The Gauteng provincial government has today made history in the delivery of education, with the official opening of the province's first school built entirely from alternative construction technologies.
Premier Nomvula Mokonyane this morning opened Orefile Primary School in Olivenhoutbosch. The premier was joined by Infrastructure Development MEC Qedani Mahlangu and Education MEC Barbara Creecy for the launch.
The school is set to dramatically improve learning conditions in the area, especially for pupils currently enrolled at Philena Primary School, which is housed in a set of prefabricated structures.
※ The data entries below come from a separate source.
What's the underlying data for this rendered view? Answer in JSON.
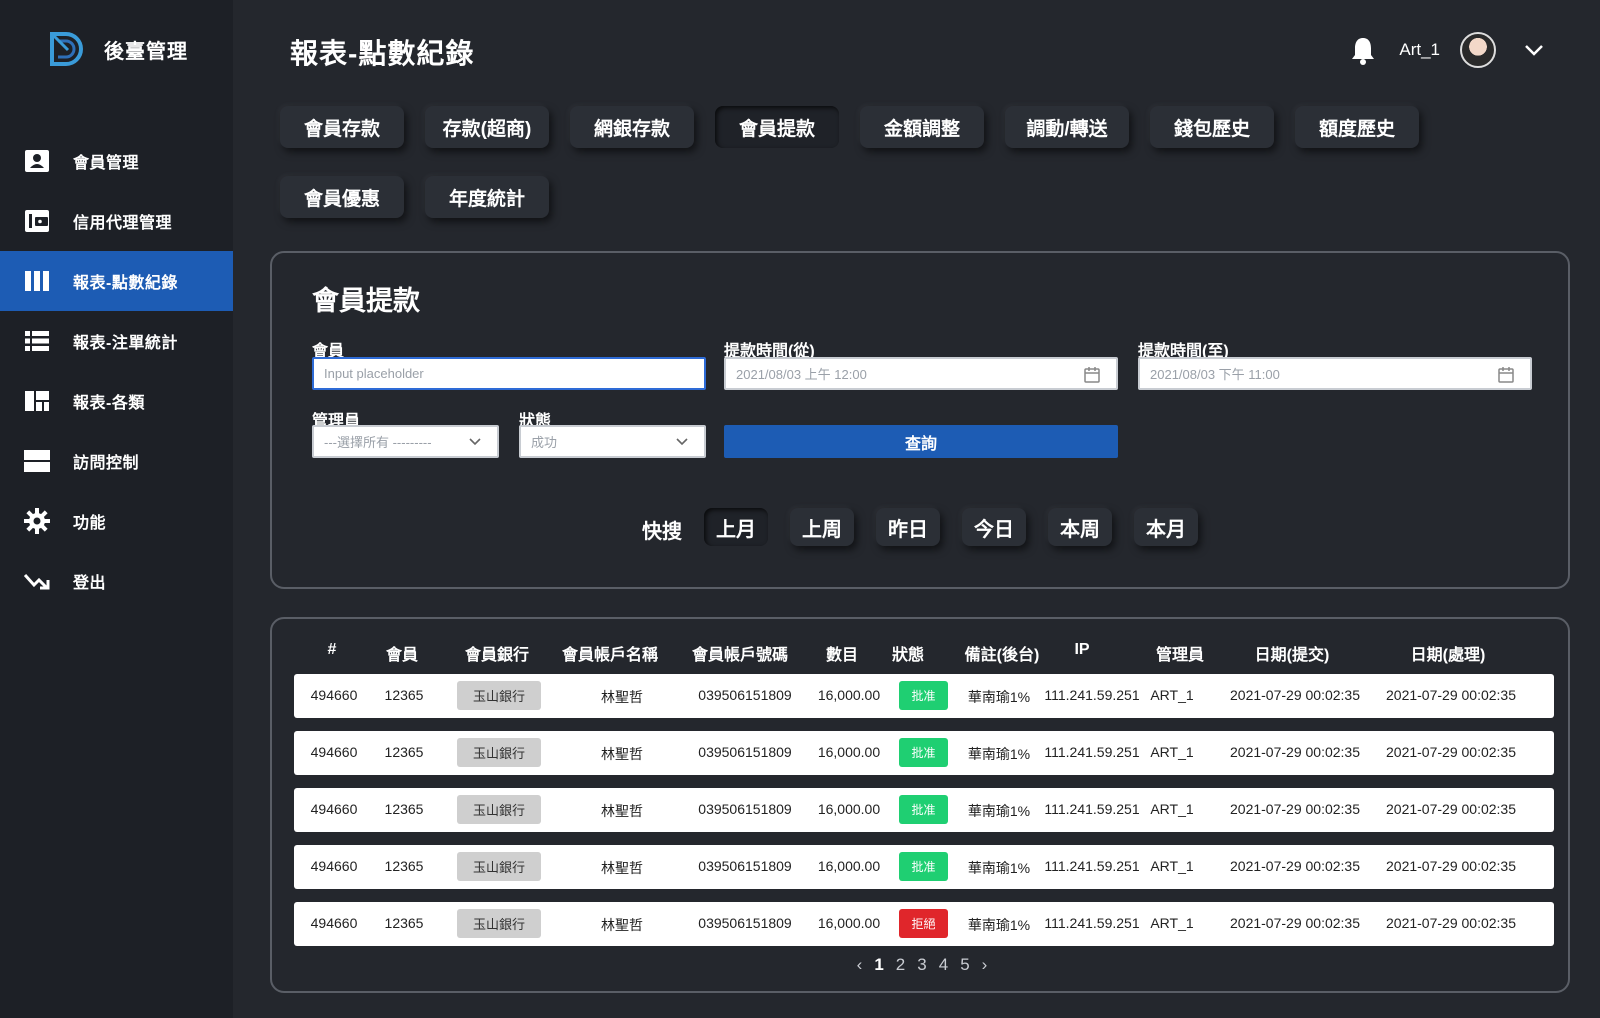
{
  "brand": {
    "title": "後臺管理"
  },
  "sidebar": {
    "items": [
      {
        "label": "會員管理",
        "icon": "user-card-icon",
        "active": false
      },
      {
        "label": "信用代理管理",
        "icon": "wallet-icon",
        "active": false
      },
      {
        "label": "報表-點數紀錄",
        "icon": "columns-icon",
        "active": true
      },
      {
        "label": "報表-注單統計",
        "icon": "list-icon",
        "active": false
      },
      {
        "label": "報表-各類",
        "icon": "dashboard-icon",
        "active": false
      },
      {
        "label": "訪問控制",
        "icon": "server-icon",
        "active": false
      },
      {
        "label": "功能",
        "icon": "gear-icon",
        "active": false
      },
      {
        "label": "登出",
        "icon": "logout-icon",
        "active": false
      }
    ]
  },
  "header": {
    "title": "報表-點數紀錄",
    "username": "Art_1"
  },
  "tabs": [
    "會員存款",
    "存款(超商)",
    "網銀存款",
    "會員提款",
    "金額調整",
    "調動/轉送",
    "錢包歷史",
    "額度歷史",
    "會員優惠",
    "年度統計"
  ],
  "active_tab": "會員提款",
  "filter": {
    "title": "會員提款",
    "member_label": "會員",
    "member_placeholder": "Input placeholder",
    "from_label": "提款時間(從)",
    "from_value": "2021/08/03 上午 12:00",
    "to_label": "提款時間(至)",
    "to_value": "2021/08/03 下午 11:00",
    "admin_label": "管理員",
    "admin_value": "---選擇所有 ---------",
    "status_label": "狀態",
    "status_value": "成功",
    "query_label": "查詢",
    "quick_label": "快搜",
    "quick": [
      "上月",
      "上周",
      "昨日",
      "今日",
      "本周",
      "本月"
    ]
  },
  "table": {
    "columns": [
      "#",
      "會員",
      "會員銀行",
      "會員帳戶名稱",
      "會員帳戶號碼",
      "數目",
      "狀態",
      "備註(後台)",
      "IP",
      "管理員",
      "日期(提交)",
      "日期(處理)"
    ],
    "rows": [
      {
        "id": "494660",
        "member": "12365",
        "bank": "玉山銀行",
        "acct_name": "林聖哲",
        "acct_no": "039506151809",
        "amount": "16,000.00",
        "status": "批准",
        "note": "華南瑜1%",
        "ip": "111.241.59.251",
        "admin": "ART_1",
        "submitted": "2021-07-29 00:02:35",
        "processed": "2021-07-29 00:02:35"
      },
      {
        "id": "494660",
        "member": "12365",
        "bank": "玉山銀行",
        "acct_name": "林聖哲",
        "acct_no": "039506151809",
        "amount": "16,000.00",
        "status": "批准",
        "note": "華南瑜1%",
        "ip": "111.241.59.251",
        "admin": "ART_1",
        "submitted": "2021-07-29 00:02:35",
        "processed": "2021-07-29 00:02:35"
      },
      {
        "id": "494660",
        "member": "12365",
        "bank": "玉山銀行",
        "acct_name": "林聖哲",
        "acct_no": "039506151809",
        "amount": "16,000.00",
        "status": "批准",
        "note": "華南瑜1%",
        "ip": "111.241.59.251",
        "admin": "ART_1",
        "submitted": "2021-07-29 00:02:35",
        "processed": "2021-07-29 00:02:35"
      },
      {
        "id": "494660",
        "member": "12365",
        "bank": "玉山銀行",
        "acct_name": "林聖哲",
        "acct_no": "039506151809",
        "amount": "16,000.00",
        "status": "批准",
        "note": "華南瑜1%",
        "ip": "111.241.59.251",
        "admin": "ART_1",
        "submitted": "2021-07-29 00:02:35",
        "processed": "2021-07-29 00:02:35"
      },
      {
        "id": "494660",
        "member": "12365",
        "bank": "玉山銀行",
        "acct_name": "林聖哲",
        "acct_no": "039506151809",
        "amount": "16,000.00",
        "status": "拒絕",
        "note": "華南瑜1%",
        "ip": "111.241.59.251",
        "admin": "ART_1",
        "submitted": "2021-07-29 00:02:35",
        "processed": "2021-07-29 00:02:35"
      }
    ]
  },
  "status_colors": {
    "批准": "#1fcf72",
    "拒絕": "#e0262b"
  },
  "colors": {
    "accent": "#1d5cb4",
    "sidebar_bg": "#1d2026",
    "page_bg": "#24272d"
  },
  "pagination": {
    "prev": "‹",
    "next": "›",
    "pages": [
      "1",
      "2",
      "3",
      "4",
      "5"
    ],
    "current": "1"
  }
}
At least half of Philena Primary School's current learner complement of 1 192 is set to transfer to the brand new, state-of-the-art school at the beginning of the new school year in January 2013.
Orefile Primary School was built in a record 7 months using the Razorbill alternative construction method, instead of bricks and mortar. The entire project cost R33.4 million.
"This school is a product of a decision by the Executive Council to quicken the time of building schools and addressing the need for schooling infrastructure in the province. As you know, Gauteng experiences a huge rate of in-migration and to cope with pressures on infrastructure, we need alternative building methods that enable us to respond faster," Premier Mokonyane said.
Alternative construction methods hold great potential for the delivery of socio-economic infrastructure, in a province whose population continues to expand. Census 2011 results show that Gauteng's population has grown by 33 % since 1996, to 12.3 million. The province's schools registered 88 000 learners from outside the province at the beginning of this year.